[Task brief]
Write only the number of lines in the entries below that contain the word "Mifare".

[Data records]
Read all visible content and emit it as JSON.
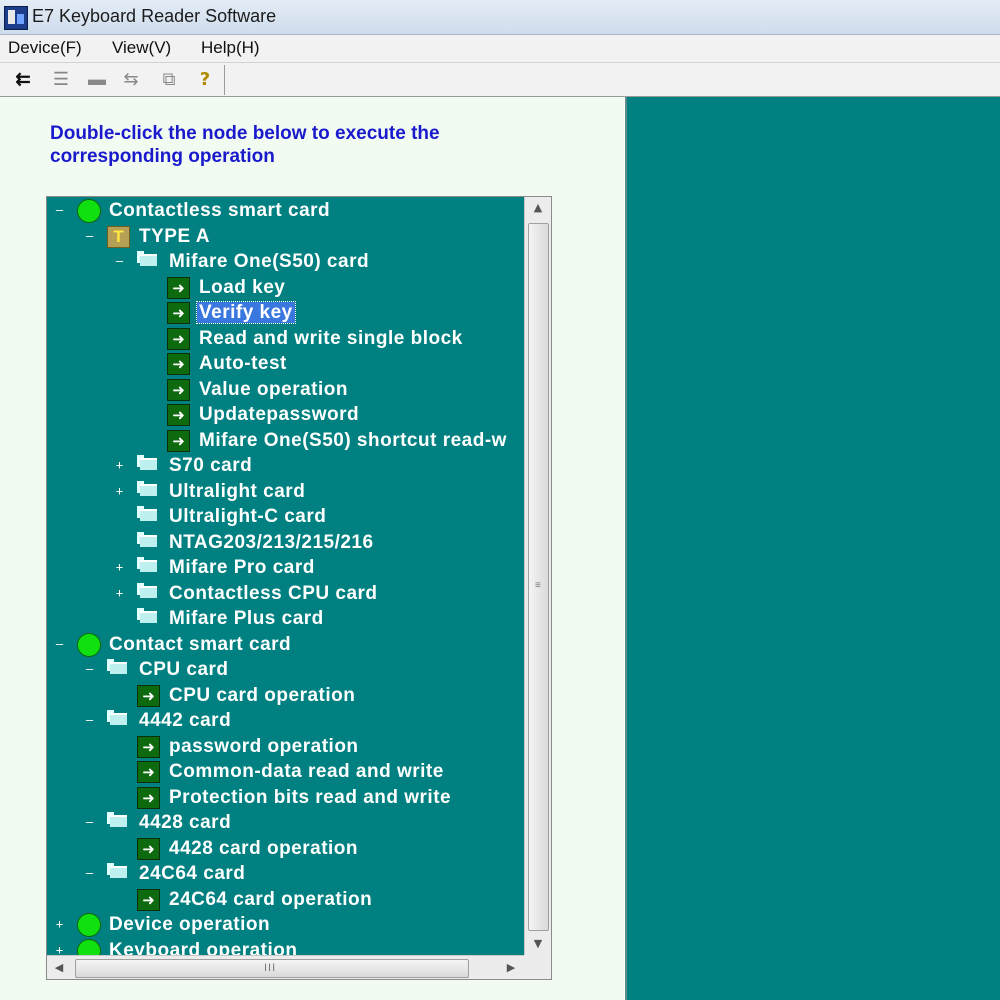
{
  "window": {
    "title": "E7 Keyboard Reader Software"
  },
  "menu": [
    {
      "label": "Device(F)"
    },
    {
      "label": "View(V)"
    },
    {
      "label": "Help(H)"
    }
  ],
  "toolbar": {
    "icons": [
      "usb-connect-icon",
      "list-icon",
      "card-icon",
      "usb-disconnect-icon",
      "copy-window-icon",
      "help-icon"
    ]
  },
  "instruction": "Double-click the node below to execute the corresponding operation",
  "tree": {
    "selected": "Verify key",
    "nodes": [
      {
        "label": "Contactless smart card",
        "level": 0,
        "icon": "circle",
        "toggle": "-"
      },
      {
        "label": "TYPE A",
        "level": 1,
        "icon": "t",
        "toggle": "-"
      },
      {
        "label": "Mifare One(S50) card",
        "level": 2,
        "icon": "folder",
        "toggle": "-"
      },
      {
        "label": "Load key",
        "level": 3,
        "icon": "arrow",
        "toggle": ""
      },
      {
        "label": "Verify key",
        "level": 3,
        "icon": "arrow",
        "toggle": ""
      },
      {
        "label": "Read and write single block",
        "level": 3,
        "icon": "arrow",
        "toggle": ""
      },
      {
        "label": "Auto-test",
        "level": 3,
        "icon": "arrow",
        "toggle": ""
      },
      {
        "label": "Value operation",
        "level": 3,
        "icon": "arrow",
        "toggle": ""
      },
      {
        "label": "Updatepassword",
        "level": 3,
        "icon": "arrow",
        "toggle": ""
      },
      {
        "label": "Mifare One(S50) shortcut read-w",
        "level": 3,
        "icon": "arrow",
        "toggle": ""
      },
      {
        "label": "S70  card",
        "level": 2,
        "icon": "folder",
        "toggle": "+"
      },
      {
        "label": "Ultralight card",
        "level": 2,
        "icon": "folder",
        "toggle": "+"
      },
      {
        "label": "Ultralight-C card",
        "level": 2,
        "icon": "folder",
        "toggle": ""
      },
      {
        "label": "NTAG203/213/215/216",
        "level": 2,
        "icon": "folder",
        "toggle": ""
      },
      {
        "label": "Mifare Pro  card",
        "level": 2,
        "icon": "folder",
        "toggle": "+"
      },
      {
        "label": "Contactless CPU card",
        "level": 2,
        "icon": "folder",
        "toggle": "+"
      },
      {
        "label": "Mifare Plus card",
        "level": 2,
        "icon": "folder",
        "toggle": ""
      },
      {
        "label": "Contact smart card",
        "level": 0,
        "icon": "circle",
        "toggle": "-"
      },
      {
        "label": "CPU card",
        "level": 1,
        "icon": "folder",
        "toggle": "-"
      },
      {
        "label": "CPU card  operation",
        "level": 2,
        "icon": "arrow",
        "toggle": ""
      },
      {
        "label": "4442 card",
        "level": 1,
        "icon": "folder",
        "toggle": "-"
      },
      {
        "label": "password operation",
        "level": 2,
        "icon": "arrow",
        "toggle": ""
      },
      {
        "label": "Common-data read and write",
        "level": 2,
        "icon": "arrow",
        "toggle": ""
      },
      {
        "label": "Protection bits read and write",
        "level": 2,
        "icon": "arrow",
        "toggle": ""
      },
      {
        "label": "4428 card",
        "level": 1,
        "icon": "folder",
        "toggle": "-"
      },
      {
        "label": "4428 card  operation",
        "level": 2,
        "icon": "arrow",
        "toggle": ""
      },
      {
        "label": "24C64 card",
        "level": 1,
        "icon": "folder",
        "toggle": "-"
      },
      {
        "label": "24C64 card  operation",
        "level": 2,
        "icon": "arrow",
        "toggle": ""
      },
      {
        "label": "Device operation",
        "level": 0,
        "icon": "circle",
        "toggle": "+"
      },
      {
        "label": "Keyboard operation",
        "level": 0,
        "icon": "circle",
        "toggle": "+"
      }
    ]
  },
  "scrollbar": {
    "h_grip": "III"
  },
  "colors": {
    "tree_bg": "#008080",
    "right_pane_bg": "#008080",
    "instruction": "#1a1acc",
    "selection": "#3a78e0"
  }
}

[Answer space]
4